If this is the case, the measurement noise matrix R is very small which results the K decreases and the measurements are weighted more heavily than prediction.  We are sure about prediction (we believe in our motion model, no so much in the detector)
If this is the case, the measurement noise matrix R is very large, which results in the K increases and the measurements are weighted much less than the prediction.

 
2b) Correct: The Kalman gain is now used to update the state x and covariance matrix P as shown on the figure. The result is the updated position which is denoted by the golden ellipse.  * Final step When the correction step is finished, the next step is, again, the prediction step. Those two steps are iteratively run in order to track an object as shown on the figure. 

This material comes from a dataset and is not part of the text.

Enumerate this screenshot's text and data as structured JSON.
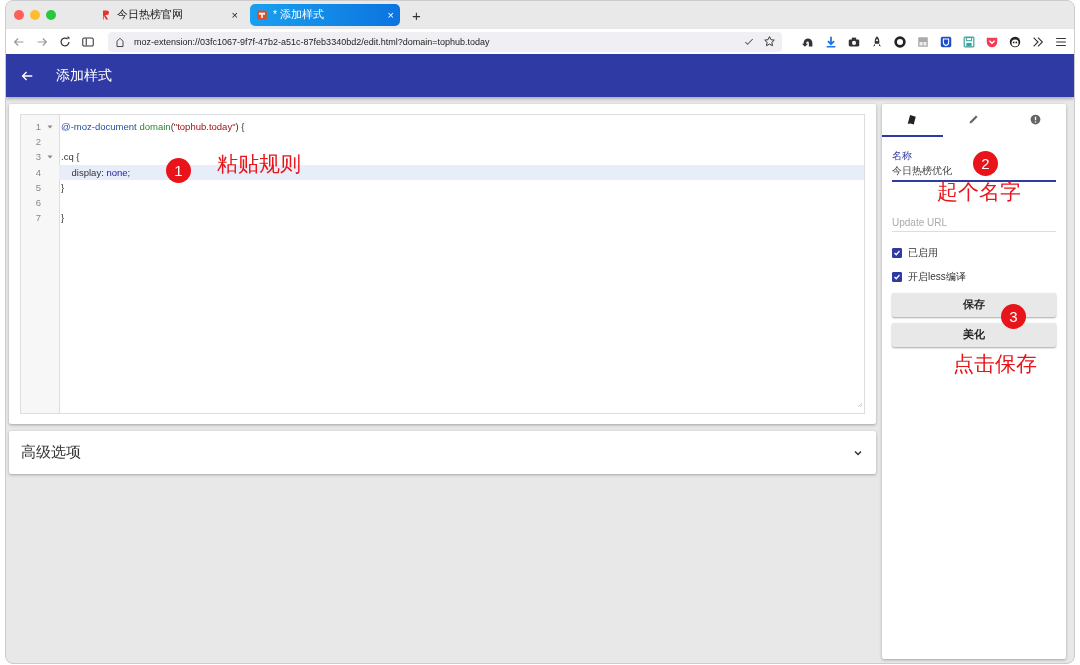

Reading this section, you should know what is:
Now, when you know the basics, it is time for real samples, but first the brief introduction to the implementation.
Implementation
The provided implementation is generic: DiscreteKalmanFilter<TState, TMeasurement>
. The generic parameters are the state type (TState
) and the measurement type (TMeasurement
). This kind of implementation adds one abstraction layer which enables:
 easier code handling
 much easier debugging
 extensibility
The class diagram below shows the implementation outline:

Class diagram. The implementation of the Kalman filter consists of two classes  one abstract and concrete which implements discrete Kalman filter. The common motion models are also implemented. 
Assume we want to use constant velocity model and the measurement model is an object's location (just as in figures above). The usage sample for this sample is shown below.
Initialization
The most complex step is the initialization. We have to set: process and measurement noise (Q and R), process covariance matrix (P), state transition matrix (F) and model selection matrix (H). The builtin models greatly simplify this task. The initialization step is a bit longer due to flexibility. For example, the Extended Kalman Filter needs transition matrix which is changed in each step. Also, the process and measurement noise (Q and R) may not be constant so they could also be changed in each step.
using ModelState = Accord.Extensions.Statistics.Filters.ConstantVelocity2DModel;
KalmanFilter<ModelState, PointF> kalman = null;
var measurementDimension = 2;
var initialState = new ModelState { Position = new PointF(0,0), Velocity = new PointF(0.5f, 2f)};
var initialStateError = ModelState.GetProcessNoise(accelerationNoise: 10);
kalman = new DiscreteKalmanFilter<ModelState, PointF>(
initialState, initialStateError,
measurementDimension , 0 ,
x => ModelState.ToArray(x), x => ModelState.FromArray(x), x => new double[] { x.X, x.Y });
kalman.ProcessNoise = ModelState.GetProcessNoise(accelerationNoise: 10.0);
kalman.MeasurementNoise = Matrix.Diagonal<double>(kalman.MeasurementVectorDimension, 1.3);
kalman.MeasurementMatrix = ModelState.GetPositionMeasurementMatrix();
kalman.TransitionMatrix = ModelState.GetTransitionMatrix();
Predict
The prediction step consists of only one method, which if there are no measurements is executed repetitively without correction method.
kalman.Predict();
Correct
The correction method receives noisy measurement (obtained from e.g. detector).
PointF objectPosition = ....
kalman.Correct(objeectPosition);
Console.WriteLine(kalman.State.Position.X + " " + kalman.State.Position.Y);
Conclusion
The discrete Kalman Filter is described for the purpose of the object tracking problem along with its implementation in C#. If we have a linear motion model, and process and measurement noise are Gaussianlike, then the Kalman filter represents the optimal solution for the state update (in our case tracking problem). Those conditions are satisfied for a vast majority of applications.
The source and sample code are the part of Accord.NET Extensions Framework, a framework that brings many advanced algorithms primarily for image processing, object detection and tracking, all packed as fluent extensions and simple and intuitive generics, so do not forget to take a peek :).
References
History
 16^{th} January, 2015  First version released